And contrary to popular fears, the crossbow’s popularity is not shortening archery seasons. Crossbows, in fact, usually extend and protect long archery seasons. Kilpatrick said hunter support for crossbows hovered around 40 percent in 2010 when first allowed during archery season, but jumped to 80 percent by 2013. Likewise, Wisconsin deer hunters in 2020 rejected a proposal to restrict crossbows to October and December by a 47-44 percentage. By a 54-35 vote, they also rejected a proposal to close crossbow hunting from Nov. 1 until gun-deer season’s opener the weekend before Thanksgiving.

Forster, an agency veteran, isn’t surprised by such support. He joined the ATA after 30 years with the Georgia Department of Natural Resources, including 12 years as its wildlife resources division director.

“Wildlife agencies really don’t care whether hunters use bows or guns to reach the state’s deer-harvest objectives,” Forster said. “Hunters are the agencies’ constituents. Agencies listen to their desires as much as possible. If hunters like hunting with crossbows, and agencies have no scientific evidence that crossbows harm the resource, the agency has no reason to shorten the season. It’s easier to regulate the harvest by reducing or increasing antlerless quotas.”
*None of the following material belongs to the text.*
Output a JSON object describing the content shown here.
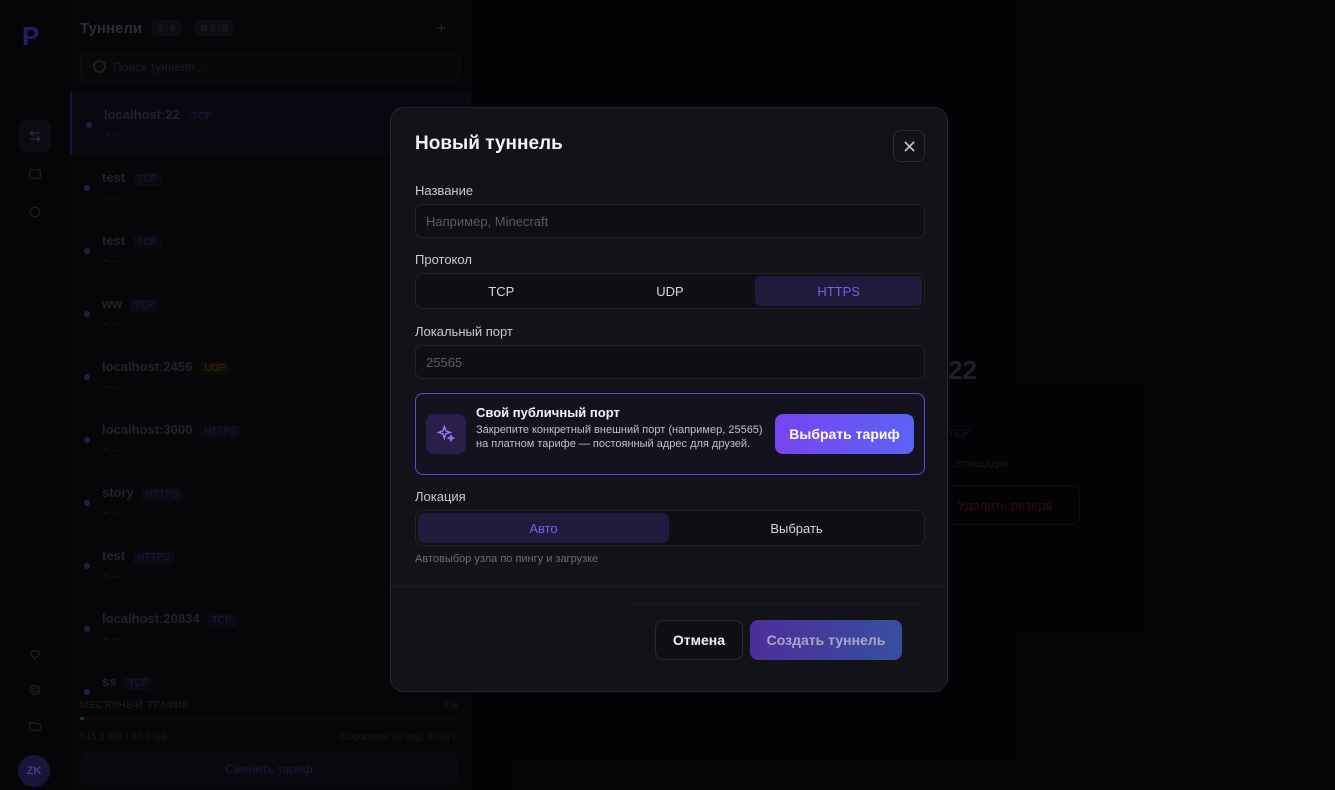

Adams and Forster said most license data show crossbows rising slowly or cresting in whitetail states. They also say they’re watching with curiosity as wildlife agencies review recent “limb-free crossbows” that don’t fit the ATA’s 2016 definitions for archery gear. Some devices propel arrows with compressed air, and others use high-tech spring systems.

“Crossbow technology seemed kind of stable in recent years, but then those devices came along,” Adams said. “I worry when we go north of limb-driven technology. Where do we draw the line?”

Forster said the ATA can’t tell wildlife agencies where that line belongs, but the ATA Board of Directors uses five specifications to define a crossbow. The first requires that it have a bowstring, energy-storing limbs, and the “geometry of a longbow, recurve bow, or compound bow that’s affixed to a stock.”

In other words, if the device doesn’t look like a longbow, recurve, or compound bow is mounted horizontally on a stock at a 90-degree angle, the ATA won’t deem it archery equipment. Likewise, if the device doesn’t meet the Internal Revenue Service’s definition for archery equipment, the IRS won’t  impose the 11 percent federal excise tax that’s mandated by the Pittman-Robertson Wildlife Restoration Act. Vertical bows, crossbows, arrows, and most archery accessories have been subject to that tax since 1972.

Even so, the IRS and archery industry don’t determine what hunters can use during bowhunting seasons. That duty belongs to each state wildlife agency and its hunting constituency, and both take the job as seriously today as 50 years ago.